The best of EcoWatch, right in your inbox. Sign up for our email newsletter!
Appointed Waterkeeper Alliance’s Executive Director in June 2011, Marc Yaggi provides organizational leadership, builds cohesion between the organization’s support and advocacy functions, and coordinates advocacy efforts between the Alliance and its member organizations around the world. Marc is based at Waterkeeper Alliance headquarters in New York.
For more than a decade working within the Waterkeeper movement, Marc has been instrumental in expanding the Alliance’s international reach, helping to start new Waterkeeper programs around the world. As Deputy Director (April 2010 to June 2011) and Director of Waterkeeper Support (2005-2010), Marc has developed and maintained strong relationships with Waterkeepers and promoted their work in multiple outlets. In addition, Marc leads Waterkeeper Alliance’s media strategy and outreach efforts in order to raise public awareness of the environmental issues central to the organization’s mission.

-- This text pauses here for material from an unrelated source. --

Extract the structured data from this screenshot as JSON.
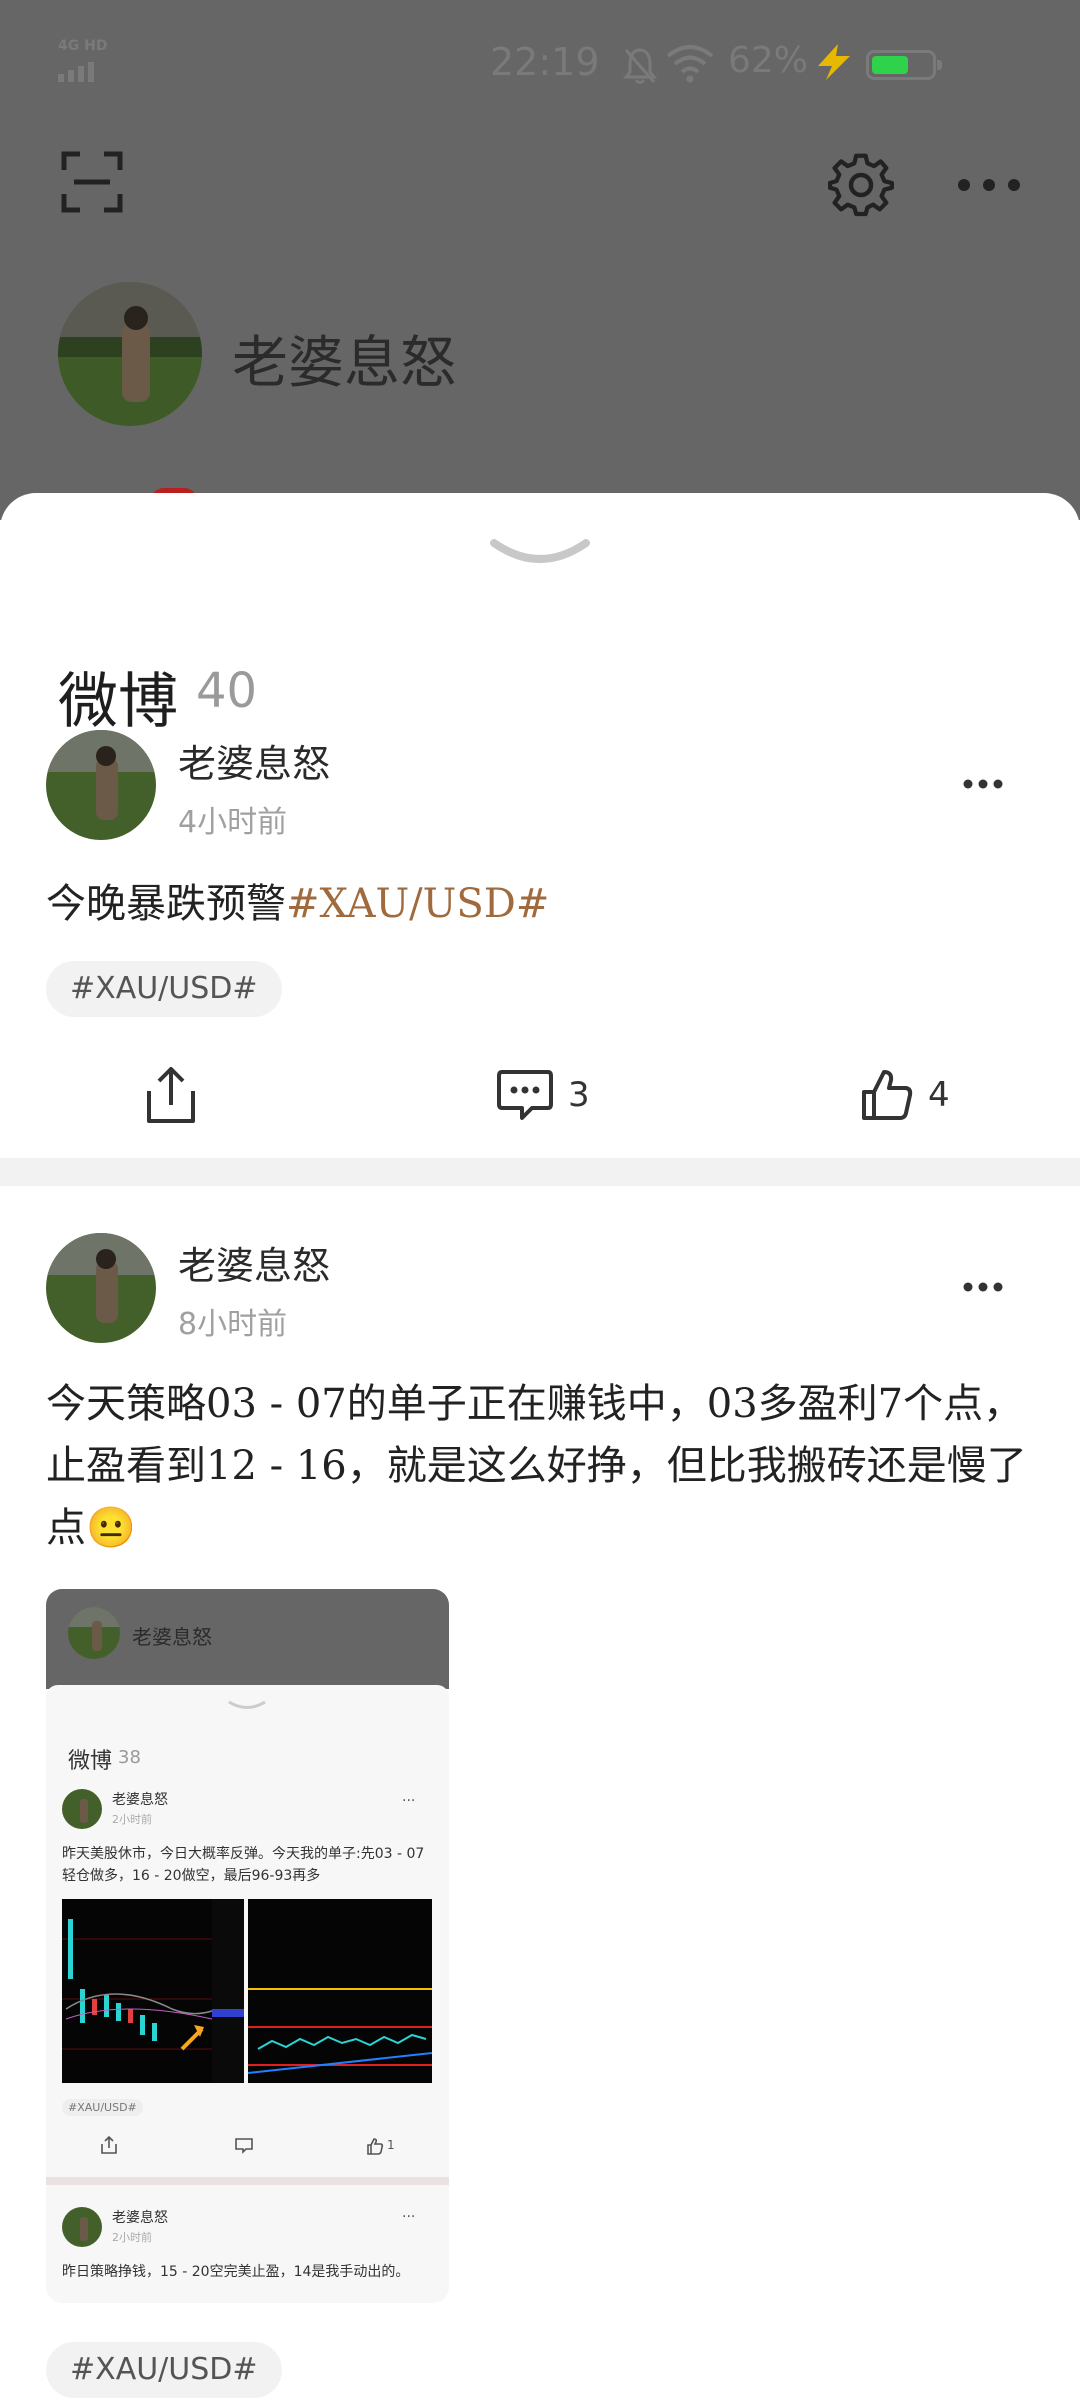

Before joining Waterkeeper Alliance, Marc was a Senior Attorney and Watershed Program Director for Riverkeeper, Inc., where he worked to protect the 2,000-square mile watershed that serves as New York City’s drinking water supply. At Riverkeeper, Marc advised environmental advocates and citizens throughout the watershed on strategic planning to oppose harmful development projects and strengthen government protection policies. Before joining Riverkeeper, Marc served as a Staff Attorney with the Environmental Law Institute in Washington, D.C. He has authored legal articles on the U.S. Supreme Court, marine mammal protection, road salt, impervious surfaces, sprawl and clean air.
Marc is a 1993 graduate of The Pennsylvania State University. He earned a J.D. from the Pace University School of Law in 1997 and obtained an LL.M in Environmental Law in May 2002.
EcoWatch Daily Newsletter
By Dan Gray
Pediatricians are being urged to start writing "exercise prescriptions" for the children they see in their office.
An indigenous rail blockade that snarled train travel in Canada for more than two weeks came to an end Monday when police moved in to clear protesters acting in solidarity with another indigenous community in British Columbia (B.C.), which is fighting to keep a natural gas pipeline off its land.
A Florida hiker recently stumbled across a slithering surprise — a rare snake that hadn't been spotted in the area for more than 50 years.
By Genna Reed
The EPA announced last week that it is issuing a preliminary regulatory determination for public comment to set an enforceable drinking water standard to two of the most common and well-studied PFAS, PFOA and PFOS.
This decision is based on three criteria:
- PFOA and PFOS have an adverse effect on public health
- PFOA and PFOS occur in drinking water often enough and at levels of public health concern;
- regulation of PFOA and PFOS is a meaningful opportunity for reducing the health risk to those served by public water systems.